• Task prompt:
Everything in the records should be repeated exactly, down to the last character.

• Listed records:
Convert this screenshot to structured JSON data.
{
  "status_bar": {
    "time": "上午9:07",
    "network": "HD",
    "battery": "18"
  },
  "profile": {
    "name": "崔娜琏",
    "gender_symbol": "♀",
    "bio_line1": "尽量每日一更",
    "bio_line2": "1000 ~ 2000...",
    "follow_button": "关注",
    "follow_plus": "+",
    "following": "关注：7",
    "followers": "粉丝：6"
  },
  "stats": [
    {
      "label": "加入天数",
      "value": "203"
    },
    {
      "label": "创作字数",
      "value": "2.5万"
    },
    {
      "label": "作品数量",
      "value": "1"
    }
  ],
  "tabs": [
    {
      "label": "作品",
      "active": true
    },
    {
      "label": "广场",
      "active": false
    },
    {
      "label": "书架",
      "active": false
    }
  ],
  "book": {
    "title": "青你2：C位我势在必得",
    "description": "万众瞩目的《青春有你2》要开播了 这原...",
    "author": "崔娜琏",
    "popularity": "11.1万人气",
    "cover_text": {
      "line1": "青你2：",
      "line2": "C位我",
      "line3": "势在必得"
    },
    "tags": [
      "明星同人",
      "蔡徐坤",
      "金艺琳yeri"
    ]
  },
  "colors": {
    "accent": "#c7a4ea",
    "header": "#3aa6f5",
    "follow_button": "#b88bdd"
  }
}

• Reply:
Convert this screenshot to structured JSON data.
{
  "status_bar": {
    "time": "上午9:07",
    "network": "HD",
    "battery": "18"
  },
  "profile": {
    "name": "崔娜琏",
    "gender_symbol": "♀",
    "bio_line1": "尽量每日一更",
    "bio_line2": "1000 ~ 2000...",
    "follow_button": "关注",
    "follow_plus": "+",
    "following": "关注：7",
    "followers": "粉丝：6"
  },
  "stats": [
    {
      "label": "加入天数",
      "value": "203"
    },
    {
      "label": "创作字数",
      "value": "2.5万"
    },
    {
      "label": "作品数量",
      "value": "1"
    }
  ],
  "tabs": [
    {
      "label": "作品",
      "active": true
    },
    {
      "label": "广场",
      "active": false
    },
    {
      "label": "书架",
      "active": false
    }
  ],
  "book": {
    "title": "青你2：C位我势在必得",
    "description": "万众瞩目的《青春有你2》要开播了 这原...",
    "author": "崔娜琏",
    "popularity": "11.1万人气",
    "cover_text": {
      "line1": "青你2：",
      "line2": "C位我",
      "line3": "势在必得"
    },
    "tags": [
      "明星同人",
      "蔡徐坤",
      "金艺琳yeri"
    ]
  },
  "colors": {
    "accent": "#c7a4ea",
    "header": "#3aa6f5",
    "follow_button": "#b88bdd"
  }
}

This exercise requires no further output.